1911 Encyclopædia Britannica/Löwe, Johann Karl Gottfried
|←Lowe, Sir Hudson||1911 Encyclopædia Britannica, Volume 17
Löwe, Johann Karl Gottfried
|Lowell, Abbott Lawrence→|
|See also Johann Carl Gottfried Loewe on Wikipedia; and our 1911 Encyclopædia Britannica disclaimer.|

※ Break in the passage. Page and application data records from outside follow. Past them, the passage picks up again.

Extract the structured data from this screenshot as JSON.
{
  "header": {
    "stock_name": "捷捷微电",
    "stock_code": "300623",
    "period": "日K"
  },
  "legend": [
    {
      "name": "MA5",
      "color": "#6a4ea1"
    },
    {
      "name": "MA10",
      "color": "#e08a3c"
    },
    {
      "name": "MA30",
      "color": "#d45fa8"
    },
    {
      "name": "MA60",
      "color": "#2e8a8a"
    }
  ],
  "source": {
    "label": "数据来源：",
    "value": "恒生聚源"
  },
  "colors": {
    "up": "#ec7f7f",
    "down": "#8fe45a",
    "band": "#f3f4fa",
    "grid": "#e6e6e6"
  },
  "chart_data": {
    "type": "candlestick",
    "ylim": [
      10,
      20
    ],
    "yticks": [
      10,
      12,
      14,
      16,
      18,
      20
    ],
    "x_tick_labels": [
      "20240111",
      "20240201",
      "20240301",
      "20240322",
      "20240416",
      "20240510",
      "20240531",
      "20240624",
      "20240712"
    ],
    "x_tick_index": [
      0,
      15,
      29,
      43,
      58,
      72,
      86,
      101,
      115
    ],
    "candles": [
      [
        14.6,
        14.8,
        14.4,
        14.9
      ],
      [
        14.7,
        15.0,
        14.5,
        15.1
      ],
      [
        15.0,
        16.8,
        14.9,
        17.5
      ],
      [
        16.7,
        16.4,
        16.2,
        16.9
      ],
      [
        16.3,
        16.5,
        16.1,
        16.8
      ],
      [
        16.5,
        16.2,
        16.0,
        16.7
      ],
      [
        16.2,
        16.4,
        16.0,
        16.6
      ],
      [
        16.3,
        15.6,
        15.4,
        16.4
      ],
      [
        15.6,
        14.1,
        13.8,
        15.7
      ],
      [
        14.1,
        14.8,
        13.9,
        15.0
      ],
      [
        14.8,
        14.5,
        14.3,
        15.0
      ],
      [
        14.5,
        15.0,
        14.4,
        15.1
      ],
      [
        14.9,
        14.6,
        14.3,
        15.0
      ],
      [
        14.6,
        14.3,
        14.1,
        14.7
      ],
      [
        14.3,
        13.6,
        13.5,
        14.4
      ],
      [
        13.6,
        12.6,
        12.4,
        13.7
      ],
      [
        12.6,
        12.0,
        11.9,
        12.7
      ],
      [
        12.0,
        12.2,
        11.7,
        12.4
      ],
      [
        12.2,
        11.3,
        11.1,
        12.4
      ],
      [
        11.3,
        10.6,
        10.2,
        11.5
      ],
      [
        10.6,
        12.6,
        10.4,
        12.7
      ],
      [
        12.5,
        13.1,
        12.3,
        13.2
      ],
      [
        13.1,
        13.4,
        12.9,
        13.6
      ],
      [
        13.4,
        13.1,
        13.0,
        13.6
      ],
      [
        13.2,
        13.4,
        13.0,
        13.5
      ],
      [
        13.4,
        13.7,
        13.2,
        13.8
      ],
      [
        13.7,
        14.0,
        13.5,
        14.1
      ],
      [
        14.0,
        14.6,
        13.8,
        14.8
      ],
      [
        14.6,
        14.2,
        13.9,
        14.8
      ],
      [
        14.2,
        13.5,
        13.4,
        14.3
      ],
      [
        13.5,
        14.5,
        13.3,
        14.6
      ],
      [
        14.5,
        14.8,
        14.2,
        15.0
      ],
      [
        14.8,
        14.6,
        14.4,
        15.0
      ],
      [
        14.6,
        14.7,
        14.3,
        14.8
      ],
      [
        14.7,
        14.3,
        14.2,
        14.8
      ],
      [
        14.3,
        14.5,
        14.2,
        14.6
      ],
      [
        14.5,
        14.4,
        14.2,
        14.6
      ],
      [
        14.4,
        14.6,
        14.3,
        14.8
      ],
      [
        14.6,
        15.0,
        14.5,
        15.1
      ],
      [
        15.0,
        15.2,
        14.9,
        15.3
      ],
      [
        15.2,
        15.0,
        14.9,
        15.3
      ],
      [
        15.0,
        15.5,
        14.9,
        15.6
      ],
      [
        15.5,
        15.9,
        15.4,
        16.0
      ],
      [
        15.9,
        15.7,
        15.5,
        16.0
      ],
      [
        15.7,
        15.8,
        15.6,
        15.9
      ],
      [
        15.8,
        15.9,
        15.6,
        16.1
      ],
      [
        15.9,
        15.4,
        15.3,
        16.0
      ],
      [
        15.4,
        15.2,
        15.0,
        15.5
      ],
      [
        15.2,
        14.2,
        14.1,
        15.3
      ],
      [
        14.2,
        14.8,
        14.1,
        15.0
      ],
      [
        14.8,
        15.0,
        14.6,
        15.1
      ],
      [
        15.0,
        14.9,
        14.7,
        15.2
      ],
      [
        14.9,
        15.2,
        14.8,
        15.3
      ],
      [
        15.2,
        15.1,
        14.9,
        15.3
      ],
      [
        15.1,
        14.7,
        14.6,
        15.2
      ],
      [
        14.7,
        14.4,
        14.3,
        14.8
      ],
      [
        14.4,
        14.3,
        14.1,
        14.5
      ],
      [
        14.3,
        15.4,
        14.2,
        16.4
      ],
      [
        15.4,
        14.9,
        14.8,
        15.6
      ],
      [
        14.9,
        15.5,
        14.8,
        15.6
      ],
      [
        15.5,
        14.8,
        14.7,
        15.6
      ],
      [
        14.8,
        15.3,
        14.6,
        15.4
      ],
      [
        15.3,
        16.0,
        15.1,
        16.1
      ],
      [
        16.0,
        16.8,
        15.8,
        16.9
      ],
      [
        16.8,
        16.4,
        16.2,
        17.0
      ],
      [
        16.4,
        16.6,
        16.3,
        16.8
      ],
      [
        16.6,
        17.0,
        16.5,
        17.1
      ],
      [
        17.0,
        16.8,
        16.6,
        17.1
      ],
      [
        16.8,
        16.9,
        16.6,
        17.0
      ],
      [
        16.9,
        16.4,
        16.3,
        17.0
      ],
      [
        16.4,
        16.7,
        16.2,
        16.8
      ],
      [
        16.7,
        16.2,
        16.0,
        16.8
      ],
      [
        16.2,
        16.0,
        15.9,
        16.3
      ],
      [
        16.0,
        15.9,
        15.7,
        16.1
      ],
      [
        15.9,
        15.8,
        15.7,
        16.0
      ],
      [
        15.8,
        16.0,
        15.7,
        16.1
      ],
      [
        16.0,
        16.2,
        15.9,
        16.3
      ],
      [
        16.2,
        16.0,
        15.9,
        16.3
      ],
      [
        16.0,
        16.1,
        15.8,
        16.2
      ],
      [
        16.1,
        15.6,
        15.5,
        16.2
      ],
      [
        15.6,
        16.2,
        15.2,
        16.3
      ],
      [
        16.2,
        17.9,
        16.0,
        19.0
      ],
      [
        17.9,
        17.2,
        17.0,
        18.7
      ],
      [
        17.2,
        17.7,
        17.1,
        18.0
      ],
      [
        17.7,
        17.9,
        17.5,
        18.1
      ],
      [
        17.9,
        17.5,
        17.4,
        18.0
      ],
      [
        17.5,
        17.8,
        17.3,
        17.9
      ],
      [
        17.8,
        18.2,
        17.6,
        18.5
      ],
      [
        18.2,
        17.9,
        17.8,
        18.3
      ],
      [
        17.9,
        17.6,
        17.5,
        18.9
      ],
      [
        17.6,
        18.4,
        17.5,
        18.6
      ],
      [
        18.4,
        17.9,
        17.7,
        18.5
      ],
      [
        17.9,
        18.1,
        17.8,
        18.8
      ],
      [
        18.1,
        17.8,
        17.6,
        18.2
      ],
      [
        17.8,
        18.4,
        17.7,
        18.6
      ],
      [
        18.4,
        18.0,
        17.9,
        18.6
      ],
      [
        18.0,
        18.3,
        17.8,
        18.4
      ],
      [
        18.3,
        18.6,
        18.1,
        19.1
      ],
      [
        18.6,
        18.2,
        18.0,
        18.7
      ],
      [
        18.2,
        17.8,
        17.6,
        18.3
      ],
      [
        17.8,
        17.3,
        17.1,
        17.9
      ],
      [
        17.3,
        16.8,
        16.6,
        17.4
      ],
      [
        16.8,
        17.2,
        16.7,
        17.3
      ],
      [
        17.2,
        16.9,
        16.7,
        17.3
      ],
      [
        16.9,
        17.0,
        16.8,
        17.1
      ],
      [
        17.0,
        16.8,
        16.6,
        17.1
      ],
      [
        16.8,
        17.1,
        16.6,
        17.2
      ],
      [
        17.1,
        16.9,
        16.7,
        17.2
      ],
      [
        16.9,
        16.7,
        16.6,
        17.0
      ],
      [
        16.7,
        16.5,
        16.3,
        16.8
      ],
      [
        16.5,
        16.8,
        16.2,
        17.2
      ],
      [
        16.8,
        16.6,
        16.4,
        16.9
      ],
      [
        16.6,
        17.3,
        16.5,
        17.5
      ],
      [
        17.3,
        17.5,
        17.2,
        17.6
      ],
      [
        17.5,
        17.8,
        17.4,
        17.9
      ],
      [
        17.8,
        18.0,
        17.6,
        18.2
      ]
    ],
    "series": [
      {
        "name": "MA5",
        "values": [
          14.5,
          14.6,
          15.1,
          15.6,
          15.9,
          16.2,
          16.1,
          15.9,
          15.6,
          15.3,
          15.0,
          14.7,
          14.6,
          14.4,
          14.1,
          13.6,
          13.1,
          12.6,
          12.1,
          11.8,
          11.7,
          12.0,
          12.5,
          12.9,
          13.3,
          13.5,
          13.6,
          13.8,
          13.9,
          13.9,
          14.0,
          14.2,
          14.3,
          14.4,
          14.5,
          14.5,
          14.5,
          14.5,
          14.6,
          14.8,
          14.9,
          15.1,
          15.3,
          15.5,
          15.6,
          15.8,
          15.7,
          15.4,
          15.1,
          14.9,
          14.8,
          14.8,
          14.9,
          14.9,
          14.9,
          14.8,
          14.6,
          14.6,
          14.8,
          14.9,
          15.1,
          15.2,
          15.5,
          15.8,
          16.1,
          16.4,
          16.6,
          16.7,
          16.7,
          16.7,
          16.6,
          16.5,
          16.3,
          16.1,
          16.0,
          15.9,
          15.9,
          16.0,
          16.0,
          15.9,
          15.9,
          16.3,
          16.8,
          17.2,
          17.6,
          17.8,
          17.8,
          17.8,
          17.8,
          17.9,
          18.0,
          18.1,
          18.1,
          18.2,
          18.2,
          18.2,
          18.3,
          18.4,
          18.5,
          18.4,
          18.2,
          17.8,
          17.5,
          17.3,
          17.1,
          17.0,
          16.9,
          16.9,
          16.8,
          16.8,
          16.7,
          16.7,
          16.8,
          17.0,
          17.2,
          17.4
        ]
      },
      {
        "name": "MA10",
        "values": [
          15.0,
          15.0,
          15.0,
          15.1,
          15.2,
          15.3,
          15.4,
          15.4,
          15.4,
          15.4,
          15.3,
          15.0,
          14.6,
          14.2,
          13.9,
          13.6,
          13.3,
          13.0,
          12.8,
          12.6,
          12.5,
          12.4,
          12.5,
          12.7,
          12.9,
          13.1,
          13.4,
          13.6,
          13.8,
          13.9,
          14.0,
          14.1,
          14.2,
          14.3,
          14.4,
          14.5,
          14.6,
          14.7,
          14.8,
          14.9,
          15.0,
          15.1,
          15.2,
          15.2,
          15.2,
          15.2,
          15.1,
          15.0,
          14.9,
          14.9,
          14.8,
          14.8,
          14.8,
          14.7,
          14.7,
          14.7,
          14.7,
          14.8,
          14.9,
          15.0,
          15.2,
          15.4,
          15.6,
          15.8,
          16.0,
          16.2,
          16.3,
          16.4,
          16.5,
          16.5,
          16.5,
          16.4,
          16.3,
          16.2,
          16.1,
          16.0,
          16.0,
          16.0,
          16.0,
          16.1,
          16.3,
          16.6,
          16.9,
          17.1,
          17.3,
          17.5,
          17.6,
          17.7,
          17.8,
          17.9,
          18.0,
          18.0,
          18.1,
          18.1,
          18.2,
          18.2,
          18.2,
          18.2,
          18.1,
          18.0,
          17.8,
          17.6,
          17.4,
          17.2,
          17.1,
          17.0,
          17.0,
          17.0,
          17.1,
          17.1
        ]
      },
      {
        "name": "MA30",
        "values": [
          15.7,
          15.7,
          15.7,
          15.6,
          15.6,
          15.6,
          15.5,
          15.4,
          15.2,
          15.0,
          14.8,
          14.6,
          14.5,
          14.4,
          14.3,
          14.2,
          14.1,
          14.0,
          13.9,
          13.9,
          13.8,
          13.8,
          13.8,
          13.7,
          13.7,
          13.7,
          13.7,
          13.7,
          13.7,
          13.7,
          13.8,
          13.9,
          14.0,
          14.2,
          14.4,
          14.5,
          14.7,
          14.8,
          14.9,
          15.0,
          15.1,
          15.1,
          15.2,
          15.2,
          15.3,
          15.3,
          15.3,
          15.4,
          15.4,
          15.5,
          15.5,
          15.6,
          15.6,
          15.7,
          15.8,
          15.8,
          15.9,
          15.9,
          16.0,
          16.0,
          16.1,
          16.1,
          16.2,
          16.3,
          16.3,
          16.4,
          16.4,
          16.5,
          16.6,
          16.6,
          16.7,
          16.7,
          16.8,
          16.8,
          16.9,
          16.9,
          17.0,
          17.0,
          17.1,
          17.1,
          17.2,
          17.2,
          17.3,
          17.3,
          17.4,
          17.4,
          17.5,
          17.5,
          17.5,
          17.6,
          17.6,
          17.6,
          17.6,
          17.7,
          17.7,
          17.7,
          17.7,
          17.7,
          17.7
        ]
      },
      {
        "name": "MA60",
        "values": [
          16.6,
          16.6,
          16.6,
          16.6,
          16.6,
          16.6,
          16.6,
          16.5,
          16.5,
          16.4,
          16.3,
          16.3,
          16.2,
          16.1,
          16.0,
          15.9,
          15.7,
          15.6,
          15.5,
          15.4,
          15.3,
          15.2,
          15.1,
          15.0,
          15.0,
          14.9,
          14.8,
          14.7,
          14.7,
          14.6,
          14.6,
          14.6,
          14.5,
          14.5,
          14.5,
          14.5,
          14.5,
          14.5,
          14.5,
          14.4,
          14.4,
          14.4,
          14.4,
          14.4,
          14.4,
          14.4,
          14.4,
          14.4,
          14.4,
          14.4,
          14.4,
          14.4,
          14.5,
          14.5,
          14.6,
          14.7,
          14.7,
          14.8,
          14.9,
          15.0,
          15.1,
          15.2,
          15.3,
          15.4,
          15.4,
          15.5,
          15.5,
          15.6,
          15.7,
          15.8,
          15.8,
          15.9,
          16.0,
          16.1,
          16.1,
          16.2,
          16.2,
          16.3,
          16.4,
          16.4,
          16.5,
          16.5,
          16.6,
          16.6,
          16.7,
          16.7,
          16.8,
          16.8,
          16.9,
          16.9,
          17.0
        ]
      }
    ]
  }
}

LÖWE, JOHANN KARL GOTTFRIED (1796-1869), German composer, was born at Löbejün, near Halle, on the 30th of November 1796, and was a choir-boy at Köthen from 1807 to 1809, when he went to the Franke Institute at Halle, studying music with Türk. The beauty of Lowe's voice brought him under the notice of Madame de Staël, who procured him a pension from Jérôme Bonaparte, then king of Westphalia; this stopped in 1813, on the flight of the king. He entered the University of Halle as a theological student, but was appointed cantor at Stettin in 1820, and director of the town music in 1821, in which year he married Julie von Jacob, who died in 1823. His second wife, Auguste Lange, was an accomplished singer, and they appeared together in his oratorio performances with great success. He retained his office at Stettin for 46 years, when, after a stroke of paralysis, he was somewhat summarily dismissed. He retired to Kiel, and died on the 20th of April 1869. He undertook many concert tours during his tenure of the post at Stettin, visiting Vienna, London, Sweden, Norway and Paris. His high soprano voice (he could sing the music of the “Queen of Night” in Die Zauberflöte as a boy) had developed into a fine tenor. Löwe was a voluminous composer, and wrote five operas, of which only one, Die drei Wünsche, was performed at Berlin in 1834, without much success; seventeen oratorios, many of them for male voices unaccompanied, or with short instrumental interludes only; choral ballads, cantatas, three string quartets, a pianoforte trio; a work for clarinet and piano, published posthumously; and some piano solos. But the branch of his art by which he is remembered, and in which he must be admitted to have attained perfection, is the solo ballad with pianoforte accompaniment. His treatment of long narrative poems, in a clever mixture of the dramatic and lyrical styles, was undoubtedly modelled on the ballads of Zumsteeg, and has been copied by many composers since his day. His settings of the “Erlkönig” (a very early example), “Archibald Douglas,” “Heinrich der Vogler,” “Edward” and “Die Verfallene Mühle,” are particularly fine.